TASK PROMPT ▸ Lines in the listing below may contain the string "post". Say how many do, giving only the number.

───── DATA SUPPLIED

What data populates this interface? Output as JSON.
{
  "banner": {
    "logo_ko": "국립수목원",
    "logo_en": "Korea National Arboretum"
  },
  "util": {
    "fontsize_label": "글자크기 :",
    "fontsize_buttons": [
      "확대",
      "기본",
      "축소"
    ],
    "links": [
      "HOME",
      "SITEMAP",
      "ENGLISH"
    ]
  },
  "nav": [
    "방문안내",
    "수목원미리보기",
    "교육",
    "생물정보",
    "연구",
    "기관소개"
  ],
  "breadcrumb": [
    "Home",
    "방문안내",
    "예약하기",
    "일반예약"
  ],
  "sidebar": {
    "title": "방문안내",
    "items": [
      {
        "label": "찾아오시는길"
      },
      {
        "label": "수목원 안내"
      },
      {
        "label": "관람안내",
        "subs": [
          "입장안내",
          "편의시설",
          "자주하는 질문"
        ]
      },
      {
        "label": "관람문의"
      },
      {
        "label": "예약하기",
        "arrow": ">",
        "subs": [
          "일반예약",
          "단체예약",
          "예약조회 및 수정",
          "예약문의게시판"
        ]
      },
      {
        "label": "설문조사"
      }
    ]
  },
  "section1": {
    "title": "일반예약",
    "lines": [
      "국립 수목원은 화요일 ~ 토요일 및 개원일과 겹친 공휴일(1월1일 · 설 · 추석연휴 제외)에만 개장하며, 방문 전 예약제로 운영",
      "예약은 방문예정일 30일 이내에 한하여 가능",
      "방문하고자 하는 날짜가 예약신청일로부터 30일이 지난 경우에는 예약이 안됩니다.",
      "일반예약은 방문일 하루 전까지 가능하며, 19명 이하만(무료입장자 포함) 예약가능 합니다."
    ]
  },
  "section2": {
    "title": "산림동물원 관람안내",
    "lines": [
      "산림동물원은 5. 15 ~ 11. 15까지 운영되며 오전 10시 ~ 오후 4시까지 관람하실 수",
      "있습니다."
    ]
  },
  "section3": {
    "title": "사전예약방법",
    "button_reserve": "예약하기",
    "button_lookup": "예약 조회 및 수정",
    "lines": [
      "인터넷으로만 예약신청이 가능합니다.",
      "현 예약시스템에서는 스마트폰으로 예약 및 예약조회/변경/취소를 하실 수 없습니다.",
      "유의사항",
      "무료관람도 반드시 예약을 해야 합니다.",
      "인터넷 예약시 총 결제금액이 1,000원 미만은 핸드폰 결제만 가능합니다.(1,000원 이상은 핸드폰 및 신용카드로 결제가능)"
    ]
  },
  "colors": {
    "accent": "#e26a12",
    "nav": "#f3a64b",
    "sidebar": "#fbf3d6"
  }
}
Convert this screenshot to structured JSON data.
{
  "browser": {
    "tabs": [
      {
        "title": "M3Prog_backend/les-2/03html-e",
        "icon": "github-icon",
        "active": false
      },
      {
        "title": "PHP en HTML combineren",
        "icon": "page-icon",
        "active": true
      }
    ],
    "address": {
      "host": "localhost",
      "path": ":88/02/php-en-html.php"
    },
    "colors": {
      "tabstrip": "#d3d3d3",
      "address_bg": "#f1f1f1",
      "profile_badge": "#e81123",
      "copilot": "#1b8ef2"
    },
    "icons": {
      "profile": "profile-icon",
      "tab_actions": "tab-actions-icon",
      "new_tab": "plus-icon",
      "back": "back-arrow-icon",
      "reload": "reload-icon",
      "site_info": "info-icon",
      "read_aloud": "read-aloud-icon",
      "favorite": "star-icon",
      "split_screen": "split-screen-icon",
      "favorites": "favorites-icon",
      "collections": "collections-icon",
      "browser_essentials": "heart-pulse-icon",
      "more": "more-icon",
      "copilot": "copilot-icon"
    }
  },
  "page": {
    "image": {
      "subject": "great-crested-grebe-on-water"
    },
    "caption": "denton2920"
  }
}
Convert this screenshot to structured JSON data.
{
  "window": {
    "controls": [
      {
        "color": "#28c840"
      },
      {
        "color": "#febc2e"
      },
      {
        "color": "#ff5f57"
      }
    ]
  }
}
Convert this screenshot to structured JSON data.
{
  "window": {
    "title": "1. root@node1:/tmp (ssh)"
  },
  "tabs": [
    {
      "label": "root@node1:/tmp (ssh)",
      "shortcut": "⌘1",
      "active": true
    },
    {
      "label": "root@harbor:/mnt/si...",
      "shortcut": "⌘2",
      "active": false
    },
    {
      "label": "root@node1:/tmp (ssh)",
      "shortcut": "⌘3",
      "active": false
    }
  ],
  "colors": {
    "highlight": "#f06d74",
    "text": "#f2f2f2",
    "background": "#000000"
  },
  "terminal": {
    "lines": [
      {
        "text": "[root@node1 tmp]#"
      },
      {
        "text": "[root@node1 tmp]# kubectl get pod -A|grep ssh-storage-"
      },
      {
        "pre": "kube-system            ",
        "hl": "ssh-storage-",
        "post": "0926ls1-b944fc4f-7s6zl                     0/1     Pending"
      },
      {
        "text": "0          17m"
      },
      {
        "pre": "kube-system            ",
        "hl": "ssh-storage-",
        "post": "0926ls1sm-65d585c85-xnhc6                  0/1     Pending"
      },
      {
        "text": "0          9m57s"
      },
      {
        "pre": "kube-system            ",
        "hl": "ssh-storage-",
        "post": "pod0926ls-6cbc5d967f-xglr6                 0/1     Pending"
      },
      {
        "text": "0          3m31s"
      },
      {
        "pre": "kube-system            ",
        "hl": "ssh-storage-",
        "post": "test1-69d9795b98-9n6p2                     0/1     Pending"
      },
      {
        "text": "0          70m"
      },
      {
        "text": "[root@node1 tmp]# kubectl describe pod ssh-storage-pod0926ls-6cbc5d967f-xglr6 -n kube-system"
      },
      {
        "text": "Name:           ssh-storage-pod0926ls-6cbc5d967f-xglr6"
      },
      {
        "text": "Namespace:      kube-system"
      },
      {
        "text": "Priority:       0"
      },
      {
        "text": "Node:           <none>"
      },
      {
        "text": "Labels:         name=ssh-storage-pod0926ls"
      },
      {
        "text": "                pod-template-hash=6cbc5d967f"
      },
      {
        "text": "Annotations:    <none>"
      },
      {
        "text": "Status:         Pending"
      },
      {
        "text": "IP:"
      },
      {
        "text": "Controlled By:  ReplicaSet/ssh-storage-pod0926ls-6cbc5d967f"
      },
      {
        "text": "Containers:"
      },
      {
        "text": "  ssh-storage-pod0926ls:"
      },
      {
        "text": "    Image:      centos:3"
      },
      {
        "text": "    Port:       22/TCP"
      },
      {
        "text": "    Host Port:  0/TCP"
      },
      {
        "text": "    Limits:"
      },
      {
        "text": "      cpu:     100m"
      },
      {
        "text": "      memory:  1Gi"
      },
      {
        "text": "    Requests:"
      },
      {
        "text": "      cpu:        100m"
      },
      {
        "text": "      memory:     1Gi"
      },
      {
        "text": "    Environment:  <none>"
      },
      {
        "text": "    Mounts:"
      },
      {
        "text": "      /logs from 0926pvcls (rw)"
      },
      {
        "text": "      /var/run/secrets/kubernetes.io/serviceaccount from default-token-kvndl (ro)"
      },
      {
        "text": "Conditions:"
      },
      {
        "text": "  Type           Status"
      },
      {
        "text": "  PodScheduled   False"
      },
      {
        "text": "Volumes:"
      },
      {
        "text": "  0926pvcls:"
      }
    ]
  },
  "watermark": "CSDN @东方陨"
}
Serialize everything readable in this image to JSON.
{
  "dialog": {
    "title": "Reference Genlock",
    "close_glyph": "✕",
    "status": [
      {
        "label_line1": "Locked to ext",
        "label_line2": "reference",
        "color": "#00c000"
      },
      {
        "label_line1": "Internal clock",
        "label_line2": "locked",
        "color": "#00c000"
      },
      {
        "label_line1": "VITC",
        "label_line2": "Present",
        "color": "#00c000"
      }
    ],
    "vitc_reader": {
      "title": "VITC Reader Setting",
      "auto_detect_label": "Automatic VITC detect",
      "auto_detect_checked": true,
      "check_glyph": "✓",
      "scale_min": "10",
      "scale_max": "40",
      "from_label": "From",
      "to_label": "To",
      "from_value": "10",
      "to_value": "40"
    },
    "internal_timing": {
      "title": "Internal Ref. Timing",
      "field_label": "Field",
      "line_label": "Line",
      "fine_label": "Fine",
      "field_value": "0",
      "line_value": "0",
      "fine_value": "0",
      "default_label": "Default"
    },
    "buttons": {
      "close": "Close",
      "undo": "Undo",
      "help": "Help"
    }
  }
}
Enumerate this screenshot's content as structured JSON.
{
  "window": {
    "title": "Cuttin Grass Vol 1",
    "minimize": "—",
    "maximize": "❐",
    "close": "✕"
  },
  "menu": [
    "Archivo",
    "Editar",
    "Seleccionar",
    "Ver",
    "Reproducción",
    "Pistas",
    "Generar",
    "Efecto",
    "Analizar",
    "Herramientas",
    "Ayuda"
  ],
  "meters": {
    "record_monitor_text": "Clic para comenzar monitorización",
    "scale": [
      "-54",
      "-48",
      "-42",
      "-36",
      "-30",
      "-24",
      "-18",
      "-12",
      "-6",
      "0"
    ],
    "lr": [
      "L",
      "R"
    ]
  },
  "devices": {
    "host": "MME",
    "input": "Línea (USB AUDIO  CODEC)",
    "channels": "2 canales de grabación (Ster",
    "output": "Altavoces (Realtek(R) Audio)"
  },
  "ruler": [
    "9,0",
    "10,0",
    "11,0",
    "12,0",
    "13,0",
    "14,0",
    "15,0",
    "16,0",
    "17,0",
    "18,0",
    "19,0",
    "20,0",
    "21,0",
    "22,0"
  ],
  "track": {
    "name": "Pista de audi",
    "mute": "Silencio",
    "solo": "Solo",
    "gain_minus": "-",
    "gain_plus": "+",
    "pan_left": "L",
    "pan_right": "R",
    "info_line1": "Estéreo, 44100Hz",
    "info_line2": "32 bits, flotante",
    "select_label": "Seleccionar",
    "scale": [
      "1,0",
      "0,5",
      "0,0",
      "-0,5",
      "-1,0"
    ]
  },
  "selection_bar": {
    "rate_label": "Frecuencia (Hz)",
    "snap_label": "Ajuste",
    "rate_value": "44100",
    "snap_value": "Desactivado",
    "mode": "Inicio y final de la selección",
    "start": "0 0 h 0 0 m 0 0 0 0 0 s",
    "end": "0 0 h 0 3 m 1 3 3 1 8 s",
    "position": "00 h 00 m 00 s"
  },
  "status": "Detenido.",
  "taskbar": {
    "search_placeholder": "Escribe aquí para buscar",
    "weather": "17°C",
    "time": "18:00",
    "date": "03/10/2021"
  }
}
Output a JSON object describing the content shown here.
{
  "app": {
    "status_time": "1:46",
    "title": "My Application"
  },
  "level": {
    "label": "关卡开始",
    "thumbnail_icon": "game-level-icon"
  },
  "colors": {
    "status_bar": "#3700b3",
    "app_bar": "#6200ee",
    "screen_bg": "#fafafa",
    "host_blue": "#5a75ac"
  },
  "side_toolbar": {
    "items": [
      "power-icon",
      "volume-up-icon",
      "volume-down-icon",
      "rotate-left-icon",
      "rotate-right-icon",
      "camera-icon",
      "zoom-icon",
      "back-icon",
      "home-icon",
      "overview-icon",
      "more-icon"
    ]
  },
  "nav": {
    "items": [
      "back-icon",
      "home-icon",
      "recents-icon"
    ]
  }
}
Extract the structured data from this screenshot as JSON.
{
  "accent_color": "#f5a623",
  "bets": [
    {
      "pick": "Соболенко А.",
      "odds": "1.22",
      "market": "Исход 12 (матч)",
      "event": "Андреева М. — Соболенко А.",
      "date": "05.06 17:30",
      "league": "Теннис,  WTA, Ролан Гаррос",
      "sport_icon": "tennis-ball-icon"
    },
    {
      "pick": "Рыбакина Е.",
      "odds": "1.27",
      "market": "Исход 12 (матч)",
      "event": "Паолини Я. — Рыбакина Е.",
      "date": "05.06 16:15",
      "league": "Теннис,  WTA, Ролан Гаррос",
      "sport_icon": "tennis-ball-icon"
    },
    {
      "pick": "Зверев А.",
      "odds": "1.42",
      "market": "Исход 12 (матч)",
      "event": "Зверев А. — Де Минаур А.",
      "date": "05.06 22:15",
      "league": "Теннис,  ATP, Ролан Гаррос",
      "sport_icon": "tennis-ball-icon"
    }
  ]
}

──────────

RESPONSE ▸ 4